Oftentimes, our dreams will accurately predict the future. One needs only think of the famed Jeannie Dixon who begged President Kennedy not to go to Dallas the day he was assassinated. Our dreams may also encourage us, giving us spiritual inspiration in the face of major obstacles in our life, such as an unexpected trip to the hospital.
The practice of lucid dreaming is most helpful in learning to deal with nightmares. In a lucid dream course, you can learn in a waking state to give yourself subconscious signals to remind yourself that you are in a sleeping state. For example, if you can put your hands through walls, as we can do in VR devices, you are most definitely within a dream.
You can start a meditation practice to complement your dream life, and thus better cope with nightmares. Dreams often come to us as dynamic expressions of unresolved aspects of our lives. When we resolve the issue, the nightmares go away.
Sometimes the weird dreams are spiritual messages from beyond inviting you to engage with your Higher Self. This can be one of the greatest opportunities of your life.
For example, the patriarch Jacob, father of ancient Israel, fell asleep on a rock in a wilderness and dreamt of a ladder going right up to heaven, with angels ascending and descending.
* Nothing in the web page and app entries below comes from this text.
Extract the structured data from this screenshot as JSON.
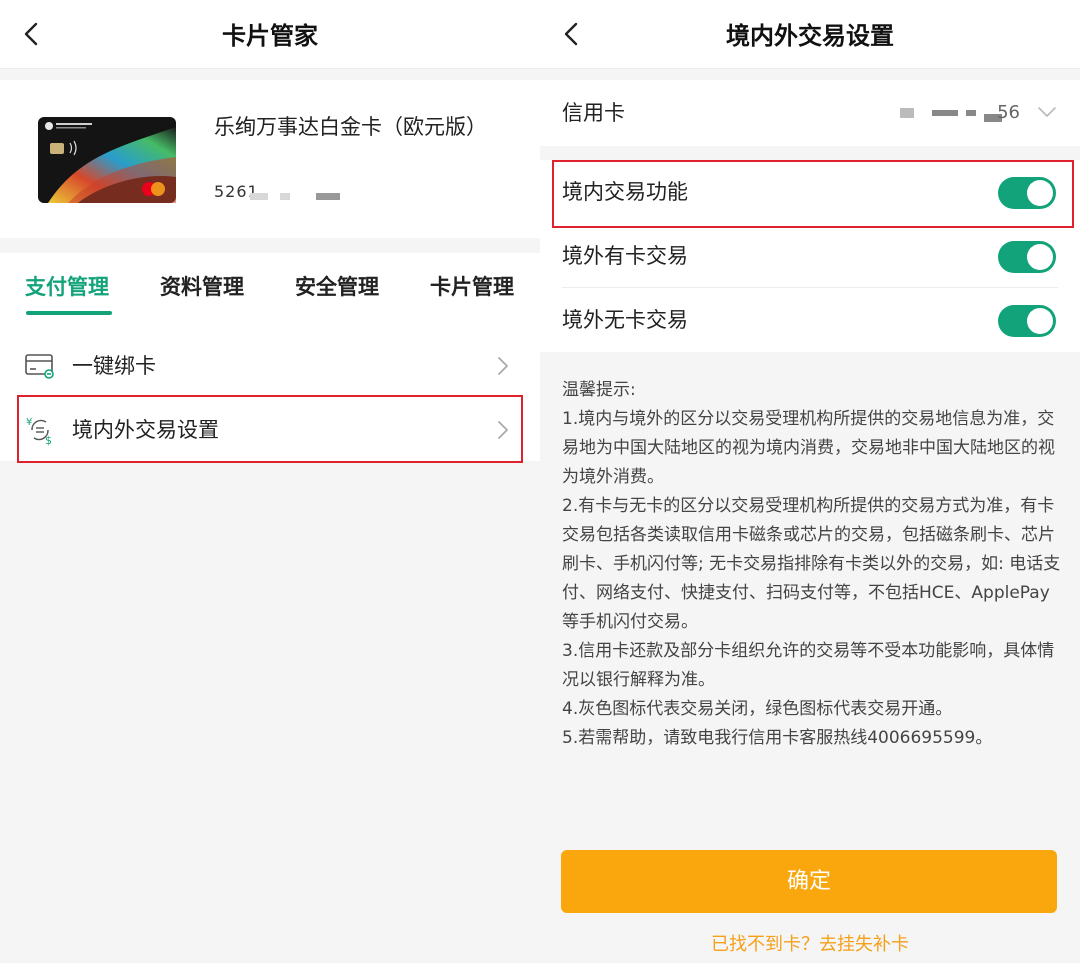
{
  "left": {
    "title": "卡片管家",
    "card": {
      "name": "乐绚万事达白金卡（欧元版）",
      "number_prefix": "5261"
    },
    "tabs": [
      "支付管理",
      "资料管理",
      "安全管理",
      "卡片管理"
    ],
    "active_tab": 0,
    "items": [
      {
        "label": "一键绑卡",
        "icon": "card-link-icon"
      },
      {
        "label": "境内外交易设置",
        "icon": "currency-exchange-icon"
      }
    ]
  },
  "right": {
    "title": "境内外交易设置",
    "card_select": {
      "label": "信用卡",
      "value_suffix": "56"
    },
    "toggles": [
      {
        "label": "境内交易功能",
        "on": true
      },
      {
        "label": "境外有卡交易",
        "on": true
      },
      {
        "label": "境外无卡交易",
        "on": true
      }
    ],
    "tips": {
      "heading": "温馨提示:",
      "lines": [
        "1.境内与境外的区分以交易受理机构所提供的交易地信息为准，交易地为中国大陆地区的视为境内消费，交易地非中国大陆地区的视为境外消费。",
        "2.有卡与无卡的区分以交易受理机构所提供的交易方式为准，有卡交易包括各类读取信用卡磁条或芯片的交易，包括磁条刷卡、芯片刷卡、手机闪付等; 无卡交易指排除有卡类以外的交易，如: 电话支付、网络支付、快捷支付、扫码支付等，不包括HCE、ApplePay等手机闪付交易。",
        "3.信用卡还款及部分卡组织允许的交易等不受本功能影响，具体情况以银行解释为准。",
        "4.灰色图标代表交易关闭，绿色图标代表交易开通。",
        "5.若需帮助，请致电我行信用卡客服热线4006695599。"
      ]
    },
    "confirm_label": "确定",
    "lost_card_link": "已找不到卡？去挂失补卡"
  },
  "colors": {
    "accent": "#13a37a",
    "button": "#f9a70c",
    "link": "#f5a01a",
    "highlight": "#e0222e"
  }
}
When Jacob woke up, he anointed the rock with oil and called it a sacred place. This was a turning point in his life where he finally got reconciled with his brother and began to prosper exponentially.
Gurus speak of the “Three Worlds,” sleeping, dreaming and waking, and then speak of a fourth world, Turiya, or the Fourth State. In each state, you awaken from another dream. From the waking state, you awaken to your true Self, Being / Consciousness / Bliss. This life is thus seen as a series of intermittent dreams.
The Tibetan monks embraced lucid dreaming as a form of yoga. The better they got at living their dreams, the better prepared they were to enter Bardo, or the realm between one life and the next. They disciplined themselves to prepare for the ultimate awakening within The Clear Light, merging with Whom and What we call “God.”
The more conscious we become through meditation and lucid dreams, the more comfortable we are with the promise of eternal life. Every form of death or separation is but an interval between one expression of our divinity and the next. Why just meditate? Why not also lucid dream?
Andrew Holecek is a true pioneer in lucid dreaming, having studied several years with the Dalai Lama, and deeply immersed himself in Tibet’s most advanced practices. Andrew integrates the latest cutting-edge research into neuroscience with ancient yogic techniques in a fresh, contemporary approach.
Andrew offers an online course, Dream Sculpting: Mastering the Art of Lucid Dreams, where he starts you, along with dozens of other students, from the beginning, building a foundation, and then introducing both daytime and night-time techniques of dream induction, along with the most advanced tips and tricks.
Andrew guarantees that every student will make progress within 30 days, or you get your money back, no questions asked. In addition, you are introduced to a whole community in which to share experiences. Andrew makes this all available via video and audio sessions, along with reference material and practical, progressive exercises.
I will bet that you have always wanted to treat yourself to something special like this. Perhaps you dreamt of being an astronaut as a child. Why not be a psychonaut, and explore the inner dimension of your Self?
Once you find yourself at home in this world, you will realize that you are infinitely richer than you ever imagined you could be.